TASK DESCRIPTION
Word for word, please copy the listing below, with its pictures left out.

THE INPUT
-- Opening Marker --
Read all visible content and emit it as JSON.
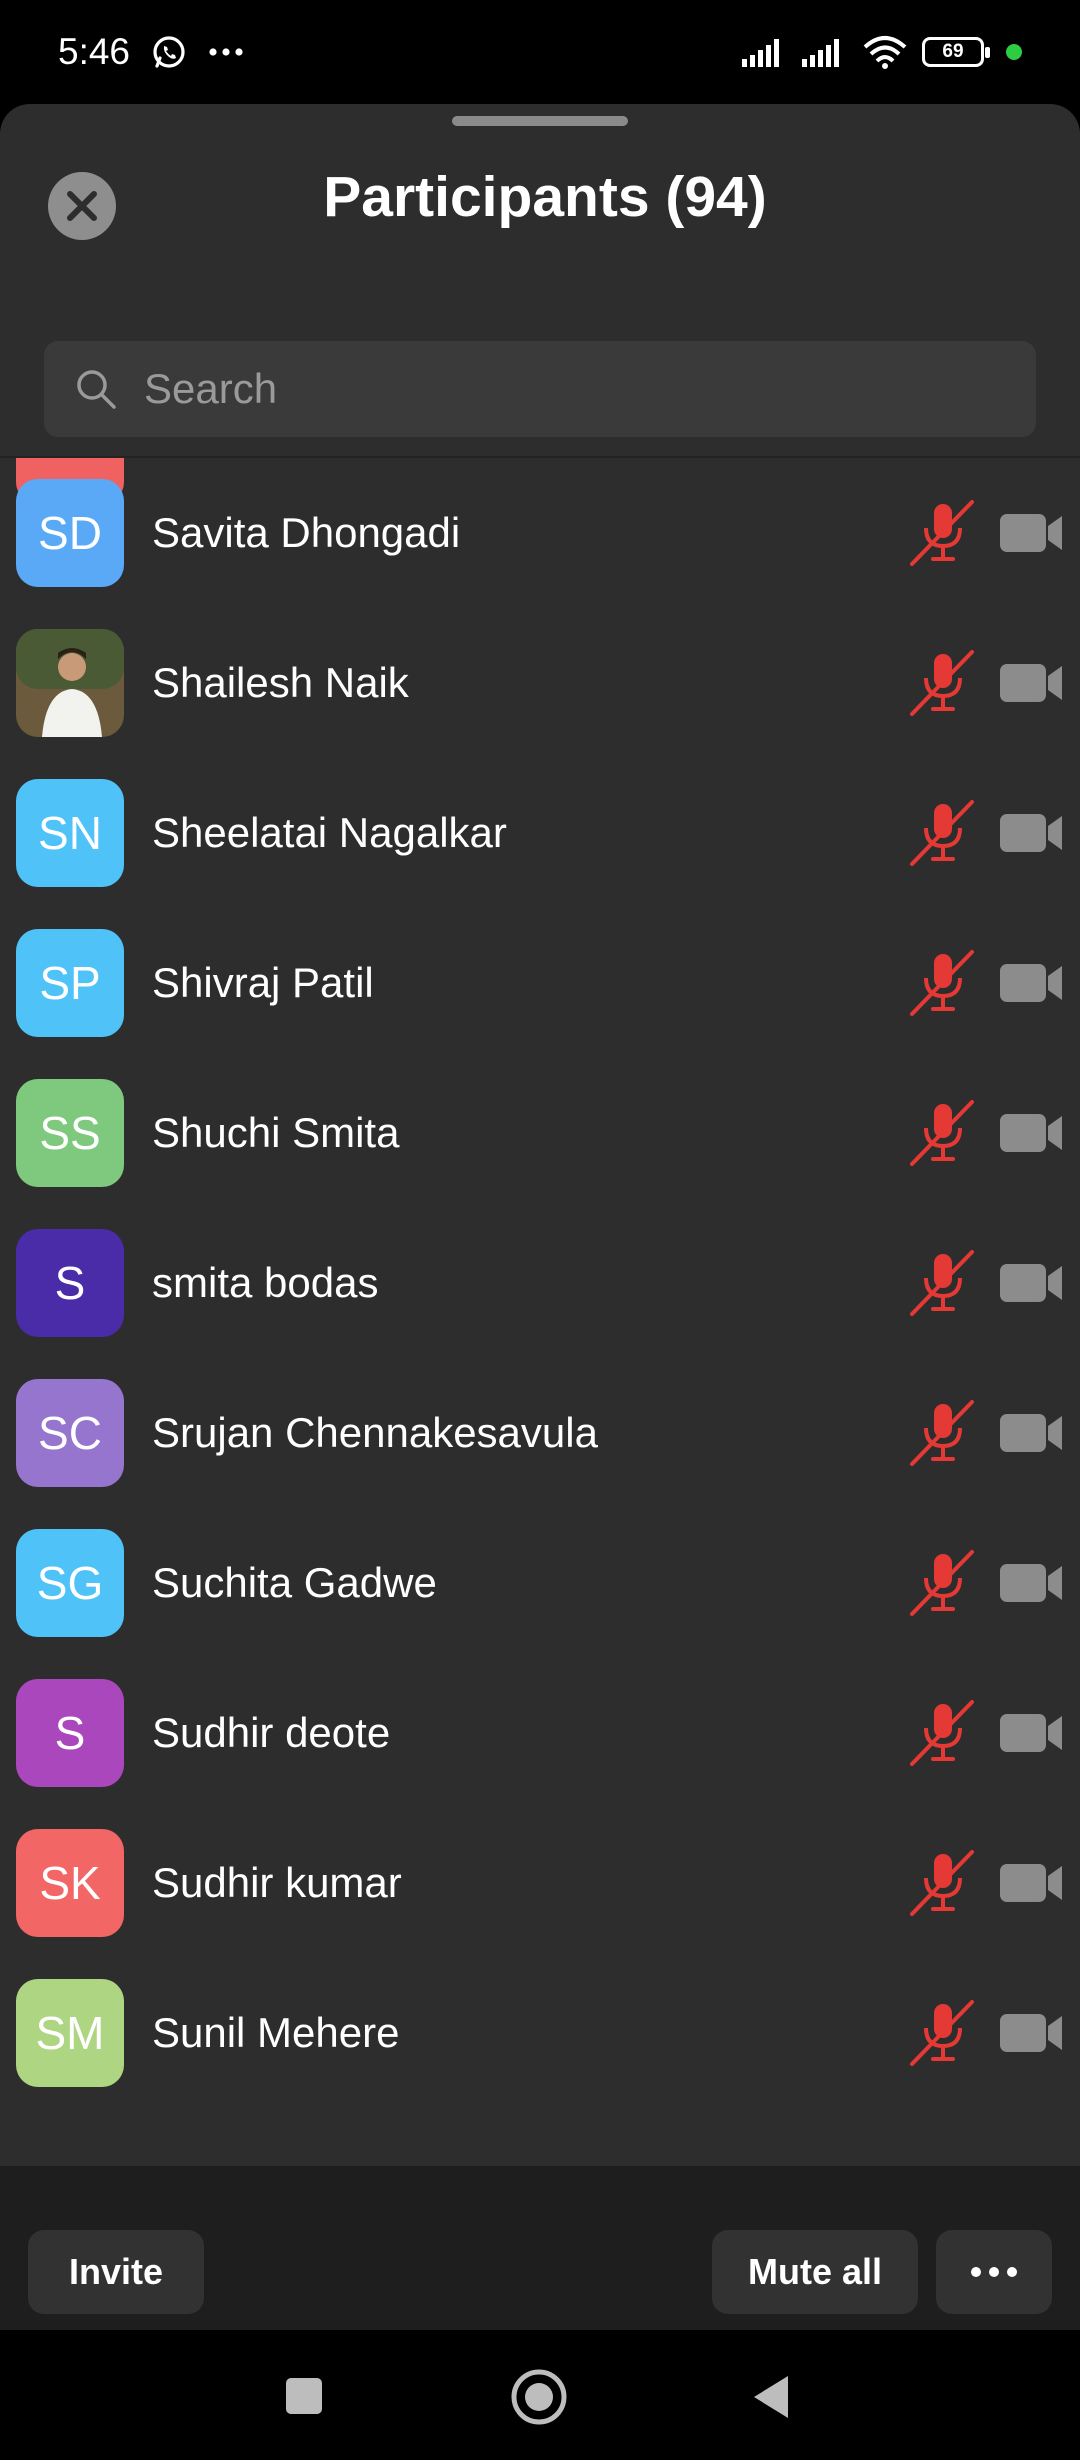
{
  "status_bar": {
    "time": "5:46",
    "battery": "69"
  },
  "header": {
    "title": "Participants (94)"
  },
  "search": {
    "placeholder": "Search"
  },
  "participants": [
    {
      "initials": "SD",
      "name": "Savita Dhongadi",
      "color": "#5aa9f6"
    },
    {
      "initials": "",
      "name": "Shailesh Naik",
      "color": "#6b5a3c"
    },
    {
      "initials": "SN",
      "name": "Sheelatai Nagalkar",
      "color": "#4fc3f7"
    },
    {
      "initials": "SP",
      "name": "Shivraj Patil",
      "color": "#4fc3f7"
    },
    {
      "initials": "SS",
      "name": "Shuchi Smita",
      "color": "#7ec97e"
    },
    {
      "initials": "S",
      "name": "smita bodas",
      "color": "#4a2ba8"
    },
    {
      "initials": "SC",
      "name": "Srujan Chennakesavula",
      "color": "#9575cd"
    },
    {
      "initials": "SG",
      "name": "Suchita Gadwe",
      "color": "#4fc3f7"
    },
    {
      "initials": "S",
      "name": "Sudhir deote",
      "color": "#ab47bc"
    },
    {
      "initials": "SK",
      "name": "Sudhir kumar",
      "color": "#f26666"
    },
    {
      "initials": "SM",
      "name": "Sunil Mehere",
      "color": "#aed581"
    }
  ],
  "footer": {
    "invite": "Invite",
    "mute_all": "Mute all"
  },
  "colors": {
    "mic_muted": "#e53935",
    "camera": "#8c8c8c",
    "sheet_bg": "#2d2d2d"
  }
}
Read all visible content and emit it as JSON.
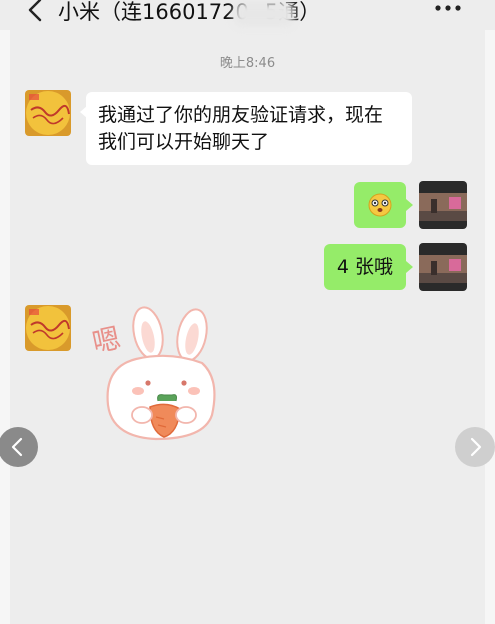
{
  "header": {
    "title": "小米（连16601720",
    "title_suffix": "5通）",
    "back_icon": "chevron-left-icon",
    "more_icon": "more-dots-icon"
  },
  "chat": {
    "timestamp": "晚上8:46",
    "messages": [
      {
        "side": "left",
        "type": "text",
        "text_line1": "我通过了你的朋友验证请求，现在",
        "text_line2": "我们可以开始聊天了"
      },
      {
        "side": "right",
        "type": "emoji",
        "emoji": "😵"
      },
      {
        "side": "right",
        "type": "text",
        "text": "4 张哦"
      },
      {
        "side": "left",
        "type": "sticker",
        "sticker_text": "嗯"
      }
    ]
  },
  "colors": {
    "background": "#ededed",
    "bubble_green": "#95ec69",
    "bubble_white": "#ffffff"
  }
}
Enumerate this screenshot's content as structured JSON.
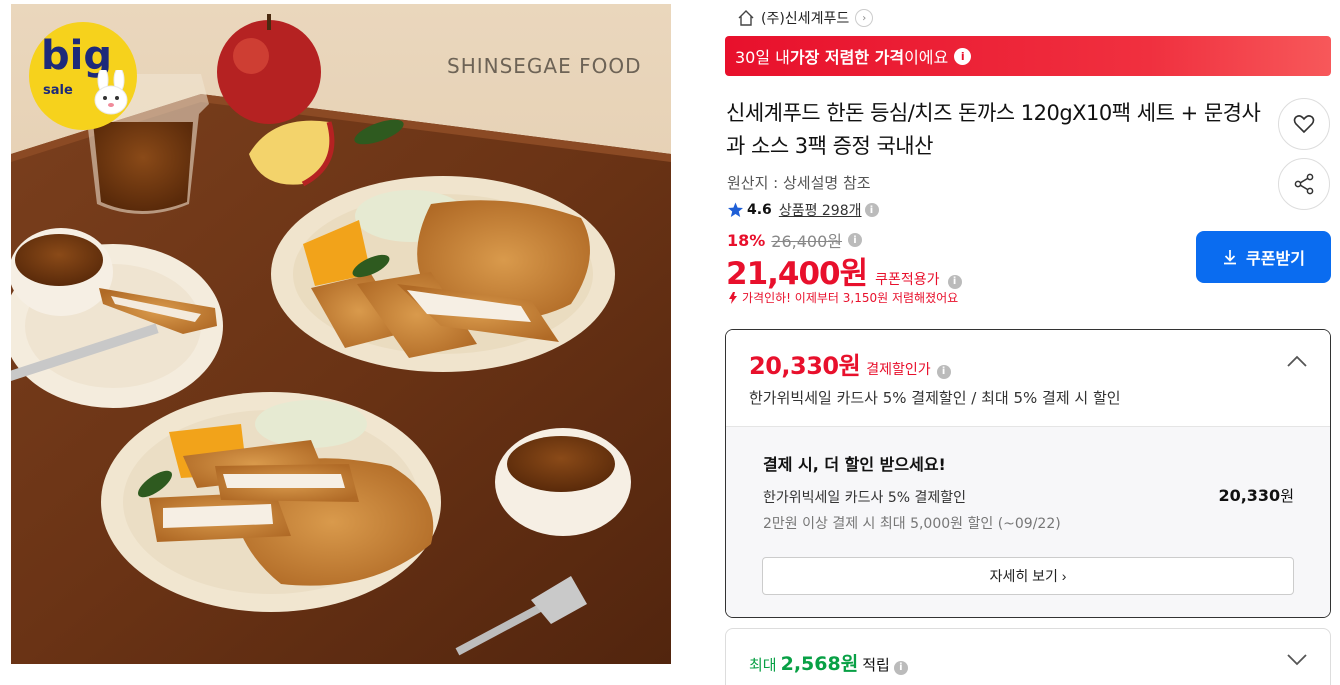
{
  "photo": {
    "watermark": "SHINSEGAE FOOD",
    "badge_big": "big",
    "badge_sale": "sale",
    "alt_icon": "product-photo-tonkatsu"
  },
  "seller": {
    "name": "(주)신세계푸드",
    "icon": "home-icon"
  },
  "banner": {
    "prefix": "30일 내 ",
    "highlight": "가장 저렴한 가격",
    "suffix": "이에요",
    "info": "i"
  },
  "product": {
    "title": "신세계푸드 한돈 등심/치즈 돈까스 120gX10팩 세트 + 문경사과 소스 3팩 증정 국내산",
    "origin": "원산지 : 상세설명 참조",
    "rating": "4.6",
    "reviews_label": "상품평 298개",
    "discount_rate": "18%",
    "original_price": "26,400원",
    "price": "21,400원",
    "price_label": "쿠폰적용가",
    "price_drop": "가격인하! 이제부터 3,150원 저렴해졌어요"
  },
  "coupon_button": "쿠폰받기",
  "payment": {
    "price": "20,330원",
    "label": "결제할인가",
    "desc": "한가위빅세일 카드사 5% 결제할인 / 최대 5% 결제 시 할인",
    "more_title": "결제 시, 더 할인 받으세요!",
    "card_name": "한가위빅세일 카드사 5% 결제할인",
    "card_amount_num": "20,330",
    "card_amount_unit": "원",
    "card_condition": "2만원 이상 결제 시 최대 5,000원 할인 (~09/22)",
    "detail_button": "자세히 보기 ›"
  },
  "points": {
    "prefix": "최대",
    "amount": "2,568원",
    "suffix": "적립"
  },
  "colors": {
    "accent_red": "#e8102c",
    "coupon_blue": "#0a6cf0",
    "point_green": "#08a045",
    "badge_yellow": "#f6d21c"
  }
}
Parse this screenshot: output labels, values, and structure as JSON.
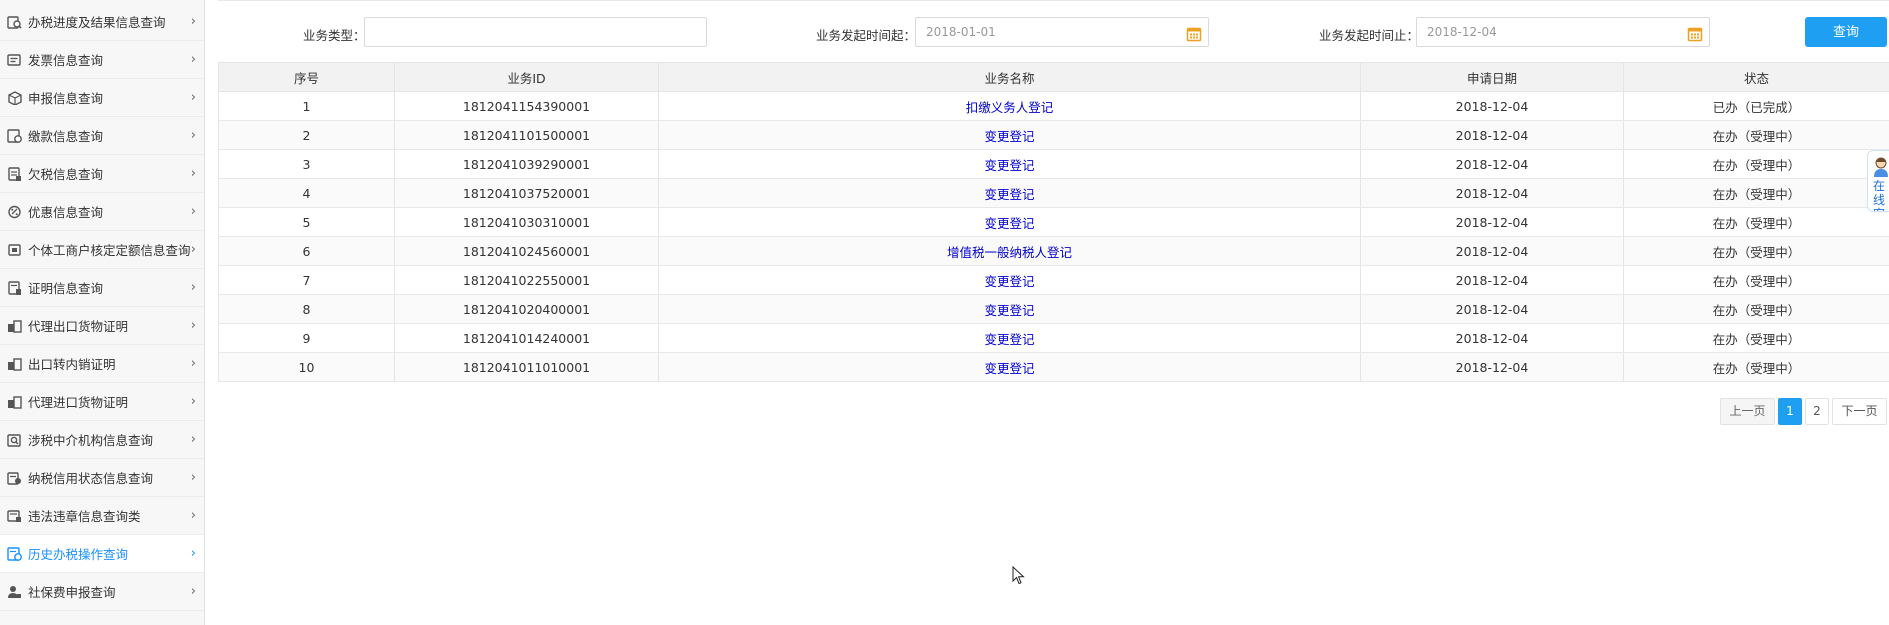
{
  "sidebar": {
    "items": [
      {
        "label": "办税进度及结果信息查询",
        "icon": "progress-search-icon"
      },
      {
        "label": "发票信息查询",
        "icon": "invoice-icon"
      },
      {
        "label": "申报信息查询",
        "icon": "declare-box-icon"
      },
      {
        "label": "缴款信息查询",
        "icon": "payment-icon"
      },
      {
        "label": "欠税信息查询",
        "icon": "arrears-icon"
      },
      {
        "label": "优惠信息查询",
        "icon": "discount-icon"
      },
      {
        "label": "个体工商户核定定额信息查询",
        "icon": "business-icon"
      },
      {
        "label": "证明信息查询",
        "icon": "certificate-icon"
      },
      {
        "label": "代理出口货物证明",
        "icon": "export-proxy-icon"
      },
      {
        "label": "出口转内销证明",
        "icon": "domestic-sale-icon"
      },
      {
        "label": "代理进口货物证明",
        "icon": "import-proxy-icon"
      },
      {
        "label": "涉税中介机构信息查询",
        "icon": "agency-icon"
      },
      {
        "label": "纳税信用状态信息查询",
        "icon": "credit-icon"
      },
      {
        "label": "违法违章信息查询类",
        "icon": "violation-icon"
      },
      {
        "label": "历史办税操作查询",
        "icon": "history-icon",
        "active": true
      },
      {
        "label": "社保费申报查询",
        "icon": "social-security-icon"
      }
    ],
    "active_color": "#1890ff"
  },
  "filter": {
    "type_label": "业务类型：",
    "type_value": "",
    "start_label": "业务发起时间起：",
    "start_value": "2018-01-01",
    "end_label": "业务发起时间止：",
    "end_value": "2018-12-04",
    "query_button": "查询",
    "accent": "#1e9ff2",
    "calendar_icon_color": "#f0a020"
  },
  "table": {
    "headers": [
      "序号",
      "业务ID",
      "业务名称",
      "申请日期",
      "状态"
    ],
    "rows": [
      [
        "1",
        "1812041154390001",
        "扣缴义务人登记",
        "2018-12-04",
        "已办（已完成）"
      ],
      [
        "2",
        "1812041101500001",
        "变更登记",
        "2018-12-04",
        "在办（受理中）"
      ],
      [
        "3",
        "1812041039290001",
        "变更登记",
        "2018-12-04",
        "在办（受理中）"
      ],
      [
        "4",
        "1812041037520001",
        "变更登记",
        "2018-12-04",
        "在办（受理中）"
      ],
      [
        "5",
        "1812041030310001",
        "变更登记",
        "2018-12-04",
        "在办（受理中）"
      ],
      [
        "6",
        "1812041024560001",
        "增值税一般纳税人登记",
        "2018-12-04",
        "在办（受理中）"
      ],
      [
        "7",
        "1812041022550001",
        "变更登记",
        "2018-12-04",
        "在办（受理中）"
      ],
      [
        "8",
        "1812041020400001",
        "变更登记",
        "2018-12-04",
        "在办（受理中）"
      ],
      [
        "9",
        "1812041014240001",
        "变更登记",
        "2018-12-04",
        "在办（受理中）"
      ],
      [
        "10",
        "1812041011010001",
        "变更登记",
        "2018-12-04",
        "在办（受理中）"
      ]
    ],
    "link_color": "#0000cc"
  },
  "pagination": {
    "prev": "上一页",
    "pages": [
      "1",
      "2"
    ],
    "current": "1",
    "next": "下一页"
  },
  "help_widget": {
    "text": "在线客服",
    "icon": "customer-service-avatar-icon"
  }
}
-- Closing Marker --
RESPONSE AREA
Read all visible content and emit it as JSON.
{
  "status_bar": {
    "time": "5:46",
    "battery": "69"
  },
  "header": {
    "title": "Participants (94)"
  },
  "search": {
    "placeholder": "Search"
  },
  "participants": [
    {
      "initials": "SD",
      "name": "Savita Dhongadi",
      "color": "#5aa9f6"
    },
    {
      "initials": "",
      "name": "Shailesh Naik",
      "color": "#6b5a3c"
    },
    {
      "initials": "SN",
      "name": "Sheelatai Nagalkar",
      "color": "#4fc3f7"
    },
    {
      "initials": "SP",
      "name": "Shivraj Patil",
      "color": "#4fc3f7"
    },
    {
      "initials": "SS",
      "name": "Shuchi Smita",
      "color": "#7ec97e"
    },
    {
      "initials": "S",
      "name": "smita bodas",
      "color": "#4a2ba8"
    },
    {
      "initials": "SC",
      "name": "Srujan Chennakesavula",
      "color": "#9575cd"
    },
    {
      "initials": "SG",
      "name": "Suchita Gadwe",
      "color": "#4fc3f7"
    },
    {
      "initials": "S",
      "name": "Sudhir deote",
      "color": "#ab47bc"
    },
    {
      "initials": "SK",
      "name": "Sudhir kumar",
      "color": "#f26666"
    },
    {
      "initials": "SM",
      "name": "Sunil Mehere",
      "color": "#aed581"
    }
  ],
  "footer": {
    "invite": "Invite",
    "mute_all": "Mute all"
  },
  "colors": {
    "mic_muted": "#e53935",
    "camera": "#8c8c8c",
    "sheet_bg": "#2d2d2d"
  }
}
Read all visible content and emit it as JSON.
{
  "header": {
    "title": "小米（连16601720",
    "title_suffix": "5通）",
    "back_icon": "chevron-left-icon",
    "more_icon": "more-dots-icon"
  },
  "chat": {
    "timestamp": "晚上8:46",
    "messages": [
      {
        "side": "left",
        "type": "text",
        "text_line1": "我通过了你的朋友验证请求，现在",
        "text_line2": "我们可以开始聊天了"
      },
      {
        "side": "right",
        "type": "emoji",
        "emoji": "😵"
      },
      {
        "side": "right",
        "type": "text",
        "text": "4 张哦"
      },
      {
        "side": "left",
        "type": "sticker",
        "sticker_text": "嗯"
      }
    ]
  },
  "colors": {
    "background": "#ededed",
    "bubble_green": "#95ec69",
    "bubble_white": "#ffffff"
  }
}
Enumerate this screenshot's content as structured JSON.
{
  "photo": {
    "watermark": "SHINSEGAE FOOD",
    "badge_big": "big",
    "badge_sale": "sale",
    "alt_icon": "product-photo-tonkatsu"
  },
  "seller": {
    "name": "(주)신세계푸드",
    "icon": "home-icon"
  },
  "banner": {
    "prefix": "30일 내 ",
    "highlight": "가장 저렴한 가격",
    "suffix": "이에요",
    "info": "i"
  },
  "product": {
    "title": "신세계푸드 한돈 등심/치즈 돈까스 120gX10팩 세트 + 문경사과 소스 3팩 증정 국내산",
    "origin": "원산지 : 상세설명 참조",
    "rating": "4.6",
    "reviews_label": "상품평 298개",
    "discount_rate": "18%",
    "original_price": "26,400원",
    "price": "21,400원",
    "price_label": "쿠폰적용가",
    "price_drop": "가격인하! 이제부터 3,150원 저렴해졌어요"
  },
  "coupon_button": "쿠폰받기",
  "payment": {
    "price": "20,330원",
    "label": "결제할인가",
    "desc": "한가위빅세일 카드사 5% 결제할인 / 최대 5% 결제 시 할인",
    "more_title": "결제 시, 더 할인 받으세요!",
    "card_name": "한가위빅세일 카드사 5% 결제할인",
    "card_amount_num": "20,330",
    "card_amount_unit": "원",
    "card_condition": "2만원 이상 결제 시 최대 5,000원 할인 (~09/22)",
    "detail_button": "자세히 보기 ›"
  },
  "points": {
    "prefix": "최대",
    "amount": "2,568원",
    "suffix": "적립"
  },
  "colors": {
    "accent_red": "#e8102c",
    "coupon_blue": "#0a6cf0",
    "point_green": "#08a045",
    "badge_yellow": "#f6d21c"
  }
}
Parse this screenshot: output labels, values, and structure as JSON.
{
  "sidebar": {
    "items": [
      {
        "label": "办税进度及结果信息查询",
        "icon": "progress-search-icon"
      },
      {
        "label": "发票信息查询",
        "icon": "invoice-icon"
      },
      {
        "label": "申报信息查询",
        "icon": "declare-box-icon"
      },
      {
        "label": "缴款信息查询",
        "icon": "payment-icon"
      },
      {
        "label": "欠税信息查询",
        "icon": "arrears-icon"
      },
      {
        "label": "优惠信息查询",
        "icon": "discount-icon"
      },
      {
        "label": "个体工商户核定定额信息查询",
        "icon": "business-icon"
      },
      {
        "label": "证明信息查询",
        "icon": "certificate-icon"
      },
      {
        "label": "代理出口货物证明",
        "icon": "export-proxy-icon"
      },
      {
        "label": "出口转内销证明",
        "icon": "domestic-sale-icon"
      },
      {
        "label": "代理进口货物证明",
        "icon": "import-proxy-icon"
      },
      {
        "label": "涉税中介机构信息查询",
        "icon": "agency-icon"
      },
      {
        "label": "纳税信用状态信息查询",
        "icon": "credit-icon"
      },
      {
        "label": "违法违章信息查询类",
        "icon": "violation-icon"
      },
      {
        "label": "历史办税操作查询",
        "icon": "history-icon",
        "active": true
      },
      {
        "label": "社保费申报查询",
        "icon": "social-security-icon"
      }
    ],
    "active_color": "#1890ff"
  },
  "filter": {
    "type_label": "业务类型：",
    "type_value": "",
    "start_label": "业务发起时间起：",
    "start_value": "2018-01-01",
    "end_label": "业务发起时间止：",
    "end_value": "2018-12-04",
    "query_button": "查询",
    "accent": "#1e9ff2",
    "calendar_icon_color": "#f0a020"
  },
  "table": {
    "headers": [
      "序号",
      "业务ID",
      "业务名称",
      "申请日期",
      "状态"
    ],
    "rows": [
      [
        "1",
        "1812041154390001",
        "扣缴义务人登记",
        "2018-12-04",
        "已办（已完成）"
      ],
      [
        "2",
        "1812041101500001",
        "变更登记",
        "2018-12-04",
        "在办（受理中）"
      ],
      [
        "3",
        "1812041039290001",
        "变更登记",
        "2018-12-04",
        "在办（受理中）"
      ],
      [
        "4",
        "1812041037520001",
        "变更登记",
        "2018-12-04",
        "在办（受理中）"
      ],
      [
        "5",
        "1812041030310001",
        "变更登记",
        "2018-12-04",
        "在办（受理中）"
      ],
      [
        "6",
        "1812041024560001",
        "增值税一般纳税人登记",
        "2018-12-04",
        "在办（受理中）"
      ],
      [
        "7",
        "1812041022550001",
        "变更登记",
        "2018-12-04",
        "在办（受理中）"
      ],
      [
        "8",
        "1812041020400001",
        "变更登记",
        "2018-12-04",
        "在办（受理中）"
      ],
      [
        "9",
        "1812041014240001",
        "变更登记",
        "2018-12-04",
        "在办（受理中）"
      ],
      [
        "10",
        "1812041011010001",
        "变更登记",
        "2018-12-04",
        "在办（受理中）"
      ]
    ],
    "link_color": "#0000cc"
  },
  "pagination": {
    "prev": "上一页",
    "pages": [
      "1",
      "2"
    ],
    "current": "1",
    "next": "下一页"
  },
  "help_widget": {
    "text": "在线客服",
    "icon": "customer-service-avatar-icon"
  }
}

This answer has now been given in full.